Aim of the task ▸ In your copy, include every record exactly and no pictures.
Top of Data to process
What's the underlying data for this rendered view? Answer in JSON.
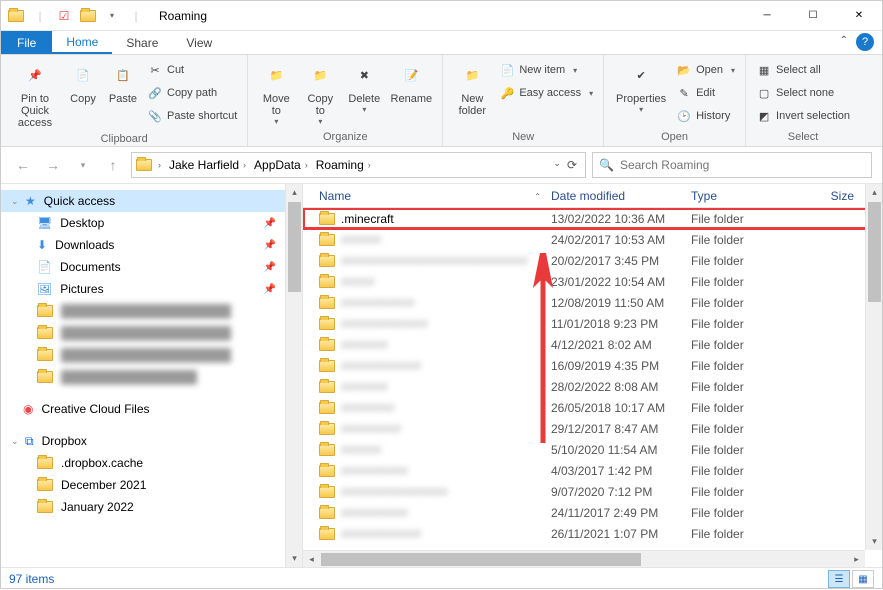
{
  "titlebar": {
    "title": "Roaming"
  },
  "tabs": {
    "file": "File",
    "home": "Home",
    "share": "Share",
    "view": "View"
  },
  "ribbon": {
    "clipboard": {
      "pin": "Pin to Quick\naccess",
      "copy": "Copy",
      "paste": "Paste",
      "cut": "Cut",
      "copypath": "Copy path",
      "pasteshortcut": "Paste shortcut",
      "label": "Clipboard"
    },
    "organize": {
      "moveto": "Move\nto",
      "copyto": "Copy\nto",
      "delete": "Delete",
      "rename": "Rename",
      "label": "Organize"
    },
    "new": {
      "newfolder": "New\nfolder",
      "newitem": "New item",
      "easyaccess": "Easy access",
      "label": "New"
    },
    "open": {
      "properties": "Properties",
      "open": "Open",
      "edit": "Edit",
      "history": "History",
      "label": "Open"
    },
    "select": {
      "selectall": "Select all",
      "selectnone": "Select none",
      "invert": "Invert selection",
      "label": "Select"
    }
  },
  "breadcrumb": [
    "Jake Harfield",
    "AppData",
    "Roaming"
  ],
  "search": {
    "placeholder": "Search Roaming"
  },
  "sidebar": {
    "quick": "Quick access",
    "items": [
      "Desktop",
      "Downloads",
      "Documents",
      "Pictures"
    ],
    "creative": "Creative Cloud Files",
    "dropbox": "Dropbox",
    "dropbox_items": [
      ".dropbox.cache",
      "December 2021",
      "January 2022"
    ]
  },
  "columns": {
    "name": "Name",
    "date": "Date modified",
    "type": "Type",
    "size": "Size"
  },
  "files": [
    {
      "name": ".minecraft",
      "date": "13/02/2022 10:36 AM",
      "type": "File folder",
      "highlight": true
    },
    {
      "name": "######",
      "date": "24/02/2017 10:53 AM",
      "type": "File folder",
      "blur": true
    },
    {
      "name": "############################",
      "date": "20/02/2017 3:45 PM",
      "type": "File folder",
      "blur": true
    },
    {
      "name": "#####",
      "date": "23/01/2022 10:54 AM",
      "type": "File folder",
      "blur": true
    },
    {
      "name": "###########",
      "date": "12/08/2019 11:50 AM",
      "type": "File folder",
      "blur": true
    },
    {
      "name": "#############",
      "date": "11/01/2018 9:23 PM",
      "type": "File folder",
      "blur": true
    },
    {
      "name": "#######",
      "date": "4/12/2021 8:02 AM",
      "type": "File folder",
      "blur": true
    },
    {
      "name": "############",
      "date": "16/09/2019 4:35 PM",
      "type": "File folder",
      "blur": true
    },
    {
      "name": "#######",
      "date": "28/02/2022 8:08 AM",
      "type": "File folder",
      "blur": true
    },
    {
      "name": "########",
      "date": "26/05/2018 10:17 AM",
      "type": "File folder",
      "blur": true
    },
    {
      "name": "#########",
      "date": "29/12/2017 8:47 AM",
      "type": "File folder",
      "blur": true
    },
    {
      "name": "######",
      "date": "5/10/2020 11:54 AM",
      "type": "File folder",
      "blur": true
    },
    {
      "name": "##########",
      "date": "4/03/2017 1:42 PM",
      "type": "File folder",
      "blur": true
    },
    {
      "name": "################",
      "date": "9/07/2020 7:12 PM",
      "type": "File folder",
      "blur": true
    },
    {
      "name": "##########",
      "date": "24/11/2017 2:49 PM",
      "type": "File folder",
      "blur": true
    },
    {
      "name": "############",
      "date": "26/11/2021 1:07 PM",
      "type": "File folder",
      "blur": true
    }
  ],
  "status": {
    "count": "97 items"
  }
}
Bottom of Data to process
Written answer ▸
What's the underlying data for this rendered view? Answer in JSON.
{
  "titlebar": {
    "title": "Roaming"
  },
  "tabs": {
    "file": "File",
    "home": "Home",
    "share": "Share",
    "view": "View"
  },
  "ribbon": {
    "clipboard": {
      "pin": "Pin to Quick\naccess",
      "copy": "Copy",
      "paste": "Paste",
      "cut": "Cut",
      "copypath": "Copy path",
      "pasteshortcut": "Paste shortcut",
      "label": "Clipboard"
    },
    "organize": {
      "moveto": "Move\nto",
      "copyto": "Copy\nto",
      "delete": "Delete",
      "rename": "Rename",
      "label": "Organize"
    },
    "new": {
      "newfolder": "New\nfolder",
      "newitem": "New item",
      "easyaccess": "Easy access",
      "label": "New"
    },
    "open": {
      "properties": "Properties",
      "open": "Open",
      "edit": "Edit",
      "history": "History",
      "label": "Open"
    },
    "select": {
      "selectall": "Select all",
      "selectnone": "Select none",
      "invert": "Invert selection",
      "label": "Select"
    }
  },
  "breadcrumb": [
    "Jake Harfield",
    "AppData",
    "Roaming"
  ],
  "search": {
    "placeholder": "Search Roaming"
  },
  "sidebar": {
    "quick": "Quick access",
    "items": [
      "Desktop",
      "Downloads",
      "Documents",
      "Pictures"
    ],
    "creative": "Creative Cloud Files",
    "dropbox": "Dropbox",
    "dropbox_items": [
      ".dropbox.cache",
      "December 2021",
      "January 2022"
    ]
  },
  "columns": {
    "name": "Name",
    "date": "Date modified",
    "type": "Type",
    "size": "Size"
  },
  "files": [
    {
      "name": ".minecraft",
      "date": "13/02/2022 10:36 AM",
      "type": "File folder",
      "highlight": true
    },
    {
      "name": "######",
      "date": "24/02/2017 10:53 AM",
      "type": "File folder",
      "blur": true
    },
    {
      "name": "############################",
      "date": "20/02/2017 3:45 PM",
      "type": "File folder",
      "blur": true
    },
    {
      "name": "#####",
      "date": "23/01/2022 10:54 AM",
      "type": "File folder",
      "blur": true
    },
    {
      "name": "###########",
      "date": "12/08/2019 11:50 AM",
      "type": "File folder",
      "blur": true
    },
    {
      "name": "#############",
      "date": "11/01/2018 9:23 PM",
      "type": "File folder",
      "blur": true
    },
    {
      "name": "#######",
      "date": "4/12/2021 8:02 AM",
      "type": "File folder",
      "blur": true
    },
    {
      "name": "############",
      "date": "16/09/2019 4:35 PM",
      "type": "File folder",
      "blur": true
    },
    {
      "name": "#######",
      "date": "28/02/2022 8:08 AM",
      "type": "File folder",
      "blur": true
    },
    {
      "name": "########",
      "date": "26/05/2018 10:17 AM",
      "type": "File folder",
      "blur": true
    },
    {
      "name": "#########",
      "date": "29/12/2017 8:47 AM",
      "type": "File folder",
      "blur": true
    },
    {
      "name": "######",
      "date": "5/10/2020 11:54 AM",
      "type": "File folder",
      "blur": true
    },
    {
      "name": "##########",
      "date": "4/03/2017 1:42 PM",
      "type": "File folder",
      "blur": true
    },
    {
      "name": "################",
      "date": "9/07/2020 7:12 PM",
      "type": "File folder",
      "blur": true
    },
    {
      "name": "##########",
      "date": "24/11/2017 2:49 PM",
      "type": "File folder",
      "blur": true
    },
    {
      "name": "############",
      "date": "26/11/2021 1:07 PM",
      "type": "File folder",
      "blur": true
    }
  ],
  "status": {
    "count": "97 items"
  }
}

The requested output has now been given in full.